In this subsection, we discuss the existence for the positive solutions of problem (3) under and . For convenience, we introduce the following notation: Now, we will state and prove the following main result.

Theorem 15. *Suppose ()–() hold. In addition, let the following two conditions hold: *()*there exists such that ;*()*there exist and such that for ; furthermore, .**
Then problem (3) has at least one positive solution.*

*Proof. *Without loss of generality, we may assume that . Considering , we have for , .

Since on , it follows from on that

Consequently, for any and , (13) and (22) imply
which implies

On the other hand, from , when a is fixed, then there exists a such that
for and . Since on , it follows from on that

Hence, for , it follows from Remark 8 and (22) that
which implies

Thus, by (i) of Lemma 13, it follows that has a fixed point in with
Thus, it follows from Remark 12 that problem (3) has at least one positive solution with . This finishes the proof of Theorem 15.

We remark that condition in Theorem 15 can be replaced by the following condition:()′,

which is a special case of .

Corollary 16. *Suppose ()–(), , and hold. Then problem (3) has at least one positive solution.*

*Proof. *We show that implies . Suppose that holds. Then, there exists a positive number such that
Hence, we obtain

Therefore, holds. Hence, by Theorem 15, problem (3) has at least one positive solution.

Theorem 17. *Suppose ()–() hold. In addition, let the following condition hold: *()*. **
Then problem (3) has at least one positive solution.*

*Proof. *The proof is similar to that of (50) and (35), respectively.

Corollary 18. *Suppose ()–(), , and hold. Then problem (3) has at least one positive solution.*

##### 4.3. For the Case and or and

In this subsection, we discuss the existence for the positive solutions of problem (3) for the case and or and . For convenience, we introduce the following notation:

Theorem 19. *Suppose ()–() hold, , and . Then problem (3) has at least one positive solution.*

*Proof. *The proof is similar to that of Theorem 15.

Theorem 20. *Suppose ()–() hold, , and . Then problem (3) has at least one positive solution.*

*Proof. *Considering , then there exists such that for , .

Since on , it follows from on that
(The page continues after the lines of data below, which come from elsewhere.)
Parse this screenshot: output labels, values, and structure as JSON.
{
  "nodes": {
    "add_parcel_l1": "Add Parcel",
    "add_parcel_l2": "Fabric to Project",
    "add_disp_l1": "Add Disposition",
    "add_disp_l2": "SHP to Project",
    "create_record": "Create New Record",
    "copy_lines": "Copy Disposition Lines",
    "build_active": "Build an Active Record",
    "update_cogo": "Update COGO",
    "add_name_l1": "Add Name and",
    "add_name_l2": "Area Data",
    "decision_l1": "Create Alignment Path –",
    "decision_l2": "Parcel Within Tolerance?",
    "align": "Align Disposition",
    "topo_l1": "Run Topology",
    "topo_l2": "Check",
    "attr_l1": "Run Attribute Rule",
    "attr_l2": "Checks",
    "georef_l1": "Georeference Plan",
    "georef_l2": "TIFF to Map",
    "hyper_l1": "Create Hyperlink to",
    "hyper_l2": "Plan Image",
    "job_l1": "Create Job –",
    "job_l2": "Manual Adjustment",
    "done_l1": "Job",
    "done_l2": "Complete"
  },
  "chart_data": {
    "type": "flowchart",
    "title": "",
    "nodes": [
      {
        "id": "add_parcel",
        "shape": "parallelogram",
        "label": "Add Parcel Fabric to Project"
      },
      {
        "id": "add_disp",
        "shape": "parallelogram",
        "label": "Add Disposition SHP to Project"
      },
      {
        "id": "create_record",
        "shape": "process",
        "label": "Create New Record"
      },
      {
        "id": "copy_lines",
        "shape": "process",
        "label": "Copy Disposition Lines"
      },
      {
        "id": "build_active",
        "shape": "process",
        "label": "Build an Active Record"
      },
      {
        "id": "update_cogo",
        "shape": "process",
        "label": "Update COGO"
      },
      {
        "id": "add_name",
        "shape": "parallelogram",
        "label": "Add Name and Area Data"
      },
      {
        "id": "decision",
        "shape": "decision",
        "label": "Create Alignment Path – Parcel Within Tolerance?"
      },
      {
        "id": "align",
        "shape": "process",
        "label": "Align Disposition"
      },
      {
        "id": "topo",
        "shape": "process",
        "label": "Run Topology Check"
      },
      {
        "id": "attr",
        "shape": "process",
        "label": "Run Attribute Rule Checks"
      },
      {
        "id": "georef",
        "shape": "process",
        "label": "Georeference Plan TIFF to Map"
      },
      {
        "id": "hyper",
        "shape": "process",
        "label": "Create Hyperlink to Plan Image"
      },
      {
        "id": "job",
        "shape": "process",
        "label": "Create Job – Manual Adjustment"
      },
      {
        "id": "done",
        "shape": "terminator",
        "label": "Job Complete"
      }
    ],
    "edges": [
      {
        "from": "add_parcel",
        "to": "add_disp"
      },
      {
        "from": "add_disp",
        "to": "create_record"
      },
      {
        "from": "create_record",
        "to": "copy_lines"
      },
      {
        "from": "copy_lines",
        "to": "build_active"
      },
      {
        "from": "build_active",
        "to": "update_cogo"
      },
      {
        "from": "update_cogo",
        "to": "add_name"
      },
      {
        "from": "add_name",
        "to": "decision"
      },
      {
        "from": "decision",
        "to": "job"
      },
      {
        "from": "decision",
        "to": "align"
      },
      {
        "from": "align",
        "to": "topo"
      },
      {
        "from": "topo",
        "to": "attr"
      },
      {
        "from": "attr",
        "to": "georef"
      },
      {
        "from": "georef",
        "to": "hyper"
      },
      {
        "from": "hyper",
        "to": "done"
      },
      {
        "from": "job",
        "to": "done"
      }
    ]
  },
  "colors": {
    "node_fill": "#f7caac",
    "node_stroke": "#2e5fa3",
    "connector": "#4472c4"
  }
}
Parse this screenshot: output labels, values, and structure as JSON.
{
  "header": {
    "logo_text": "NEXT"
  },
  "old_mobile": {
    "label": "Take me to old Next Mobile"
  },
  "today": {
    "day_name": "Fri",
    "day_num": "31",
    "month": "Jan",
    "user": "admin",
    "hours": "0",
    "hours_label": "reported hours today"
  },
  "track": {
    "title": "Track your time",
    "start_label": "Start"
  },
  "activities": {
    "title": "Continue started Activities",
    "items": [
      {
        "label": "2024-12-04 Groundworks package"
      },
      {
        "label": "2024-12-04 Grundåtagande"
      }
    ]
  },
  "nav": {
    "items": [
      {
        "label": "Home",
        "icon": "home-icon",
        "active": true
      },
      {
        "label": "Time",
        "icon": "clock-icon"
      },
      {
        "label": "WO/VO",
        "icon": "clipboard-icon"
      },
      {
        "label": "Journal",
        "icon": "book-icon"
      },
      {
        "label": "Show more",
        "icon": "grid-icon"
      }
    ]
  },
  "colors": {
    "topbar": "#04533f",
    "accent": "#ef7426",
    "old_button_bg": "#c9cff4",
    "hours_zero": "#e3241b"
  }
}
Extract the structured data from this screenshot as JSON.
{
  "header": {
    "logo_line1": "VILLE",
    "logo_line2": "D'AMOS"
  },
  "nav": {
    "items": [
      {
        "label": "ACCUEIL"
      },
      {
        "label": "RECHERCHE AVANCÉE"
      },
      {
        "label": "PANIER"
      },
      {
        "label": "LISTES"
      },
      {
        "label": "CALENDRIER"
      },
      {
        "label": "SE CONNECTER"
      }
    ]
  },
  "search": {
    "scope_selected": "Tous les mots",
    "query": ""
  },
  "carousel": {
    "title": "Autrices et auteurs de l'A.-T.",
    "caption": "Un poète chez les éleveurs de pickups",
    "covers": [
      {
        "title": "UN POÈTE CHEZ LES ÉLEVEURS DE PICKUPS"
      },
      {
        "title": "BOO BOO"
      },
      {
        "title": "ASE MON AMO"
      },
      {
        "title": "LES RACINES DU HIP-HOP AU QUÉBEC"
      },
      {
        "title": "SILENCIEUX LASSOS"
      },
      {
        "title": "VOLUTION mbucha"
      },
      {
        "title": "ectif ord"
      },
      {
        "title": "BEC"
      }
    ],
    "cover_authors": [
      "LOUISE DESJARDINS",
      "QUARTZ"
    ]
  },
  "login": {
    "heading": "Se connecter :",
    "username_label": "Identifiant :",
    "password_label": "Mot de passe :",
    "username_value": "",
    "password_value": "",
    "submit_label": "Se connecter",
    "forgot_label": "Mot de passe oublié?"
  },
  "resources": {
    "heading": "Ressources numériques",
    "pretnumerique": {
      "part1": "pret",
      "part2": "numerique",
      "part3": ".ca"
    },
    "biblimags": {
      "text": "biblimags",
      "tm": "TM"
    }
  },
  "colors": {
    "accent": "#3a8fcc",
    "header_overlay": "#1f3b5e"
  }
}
Consequently, for , it follows from Remark 8 and (22) that
which shows

Next, we turn to . In fact, we can show that implies .

Let . Then, there exists such that for . Let

Then, we have